Reasons for eating less meat range from the personal to the global. Many health risks--obesity, heart disease, strokes, diabetes, some cancers--fall as a person's meat consumption goes down. Most people ask, "How will I get enough protein?" Eating a varied diet is the answer. Plants provide plenty of protein; in fact, spinach has more protein per calorie than beef. The average American diet includes almost twice the FDA-recommended amount of protein. To feed everyone in the world the American diet, we'd need the resources of an extra Earth.
From an environmental point of view, meat production is a double whammy, increasing atmospheric pollutants even as it reduces (through deforestation, overgrazing, trampling, erosion, water pollution) the plant life that would help absorb them. Raising meat animals and the crops used to feed them takes up 30 percent of the planet's land and emits 20 percent of the world's greenhouse-gas pollution (more than transportation). And the volume producers of beef, pork, and poultry crowd their animals into cramped, unsanitary lots and barrage them with antibiotics to forestall resultant diseases; the flow of the drugs into our food and water supplies helps breed antibiotic-resistant supergerms.

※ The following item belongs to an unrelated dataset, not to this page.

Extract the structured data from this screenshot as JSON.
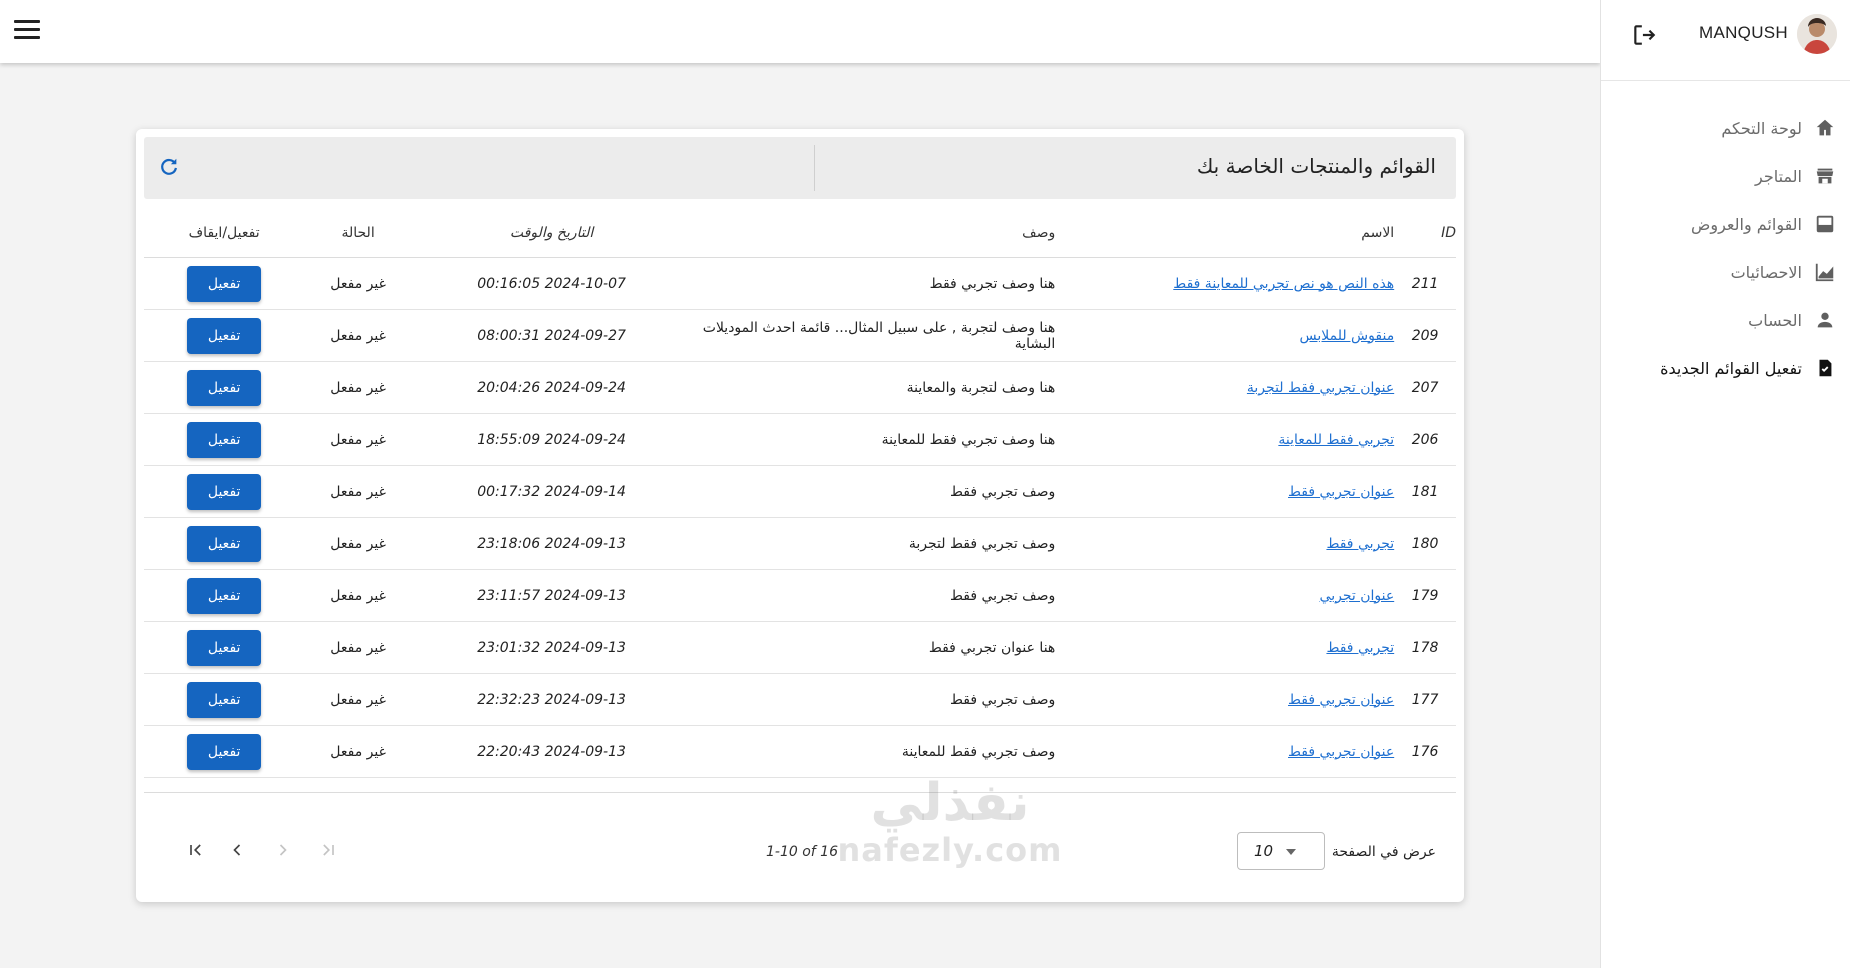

Many wars--patriotic rhetoric aside--are about scarce resources: water, land, food, energy. Livestock farming increases incentives for conflict by consuming all of these--and inefficiently. Growing one calorie of meat takes two to five calories of feed--or, in the case of U.S grain-fed beef, 10 calories of feed. Diverting one-third of the world's grains to livestock and away from the humans who would happily eat them raises prices for those crops and brings hunger, malnutrition, or starvation to millions of poor people.

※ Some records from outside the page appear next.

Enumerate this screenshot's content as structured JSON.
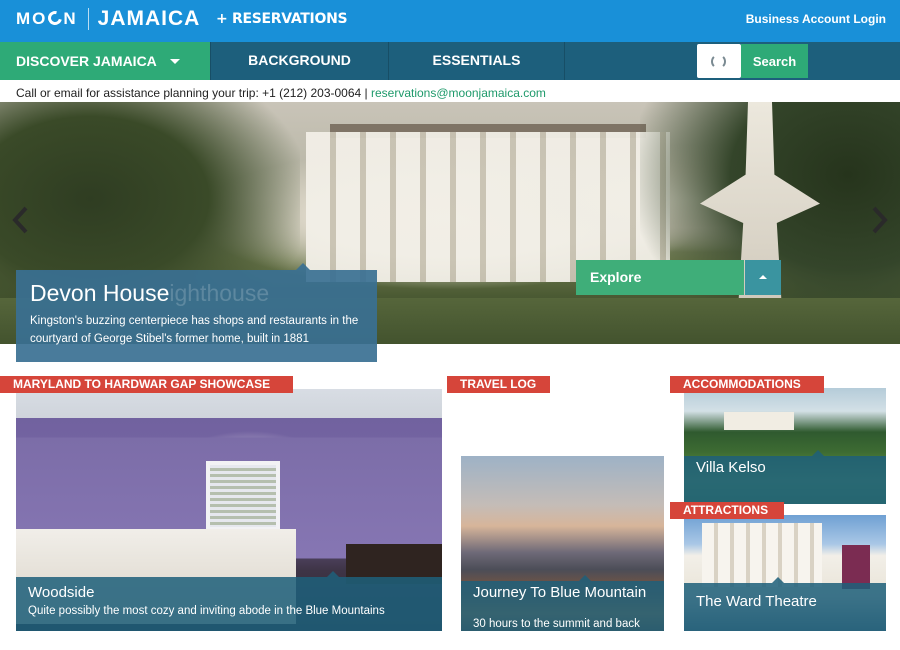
{
  "header": {
    "logo_moon": "MO",
    "logo_moon_end": "N",
    "logo_jamaica": "JAMAICA",
    "reservations": "+ RESERVATIONS",
    "business_login": "Business Account Login"
  },
  "nav": {
    "discover": "DISCOVER JAMAICA",
    "background": "BACKGROUND",
    "essentials": "ESSENTIALS",
    "search": "Search"
  },
  "contact": {
    "text": "Call or email for assistance planning your trip: +1 (212) 203-0064 | ",
    "email": "reservations@moonjamaica.com"
  },
  "hero": {
    "title": "Devon House",
    "ghost_title": "ighthouse",
    "description": "Kingston's buzzing centerpiece has shops and restaurants in the courtyard of George Stibel's former home, built in 1881",
    "explore": "Explore"
  },
  "cards": {
    "showcase": {
      "tag": "MARYLAND TO HARDWAR GAP SHOWCASE",
      "title": "Woodside",
      "subtitle": "Quite possibly the most cozy and inviting abode in the Blue Mountains"
    },
    "travel_log": {
      "tag": "TRAVEL LOG",
      "title": "Journey To Blue Mountain",
      "subtitle": "30 hours to the summit and back"
    },
    "accommodations": {
      "tag": "ACCOMMODATIONS",
      "title": "Villa Kelso"
    },
    "attractions": {
      "tag": "ATTRACTIONS",
      "title": "The Ward Theatre"
    }
  },
  "colors": {
    "topbar": "#1990d8",
    "nav": "#1d5f7c",
    "accent_green": "#2eaa77",
    "tag_red": "#d6453a",
    "overlay_blue": "#1e5f7a"
  }
}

So how do we cut back? Convincing the world's meat-eaters that cattle, sheep, and pigs are our relatives may take more time than we have. But there's always the pocketbook route to changing behavior. Taxing meats with a surcharge that would go into a fund to care for people with meat-induced illnesses would be one approach. And ending the U.S. and international policies and subsidies that have made meat, especially beef, artificially cheap would drive meat-eating out of fashion in a hurry; one source estimates the true cost of a pound of factory-farmed beef at $815 a pound.

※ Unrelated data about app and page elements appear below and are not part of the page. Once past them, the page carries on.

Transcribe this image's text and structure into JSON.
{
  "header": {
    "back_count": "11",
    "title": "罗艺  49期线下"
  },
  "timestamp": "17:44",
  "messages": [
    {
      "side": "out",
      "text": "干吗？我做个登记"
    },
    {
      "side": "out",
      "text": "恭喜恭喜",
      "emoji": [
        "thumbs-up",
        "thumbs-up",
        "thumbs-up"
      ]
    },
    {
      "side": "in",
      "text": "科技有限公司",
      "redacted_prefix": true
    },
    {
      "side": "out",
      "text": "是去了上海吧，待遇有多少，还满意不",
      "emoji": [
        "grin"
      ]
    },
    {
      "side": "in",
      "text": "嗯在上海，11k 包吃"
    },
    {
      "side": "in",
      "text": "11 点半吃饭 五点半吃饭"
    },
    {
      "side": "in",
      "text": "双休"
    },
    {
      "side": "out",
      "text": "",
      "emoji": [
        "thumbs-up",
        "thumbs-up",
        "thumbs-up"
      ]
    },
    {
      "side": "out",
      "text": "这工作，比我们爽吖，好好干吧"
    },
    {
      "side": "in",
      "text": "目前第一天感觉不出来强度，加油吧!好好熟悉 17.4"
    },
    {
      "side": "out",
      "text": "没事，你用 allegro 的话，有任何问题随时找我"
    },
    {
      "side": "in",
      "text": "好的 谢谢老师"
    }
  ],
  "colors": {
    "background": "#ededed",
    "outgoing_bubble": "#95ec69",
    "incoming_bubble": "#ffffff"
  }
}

Less meat for the world's most privileged people? Sounds like a win-win-win: better health for people, animals, and planet.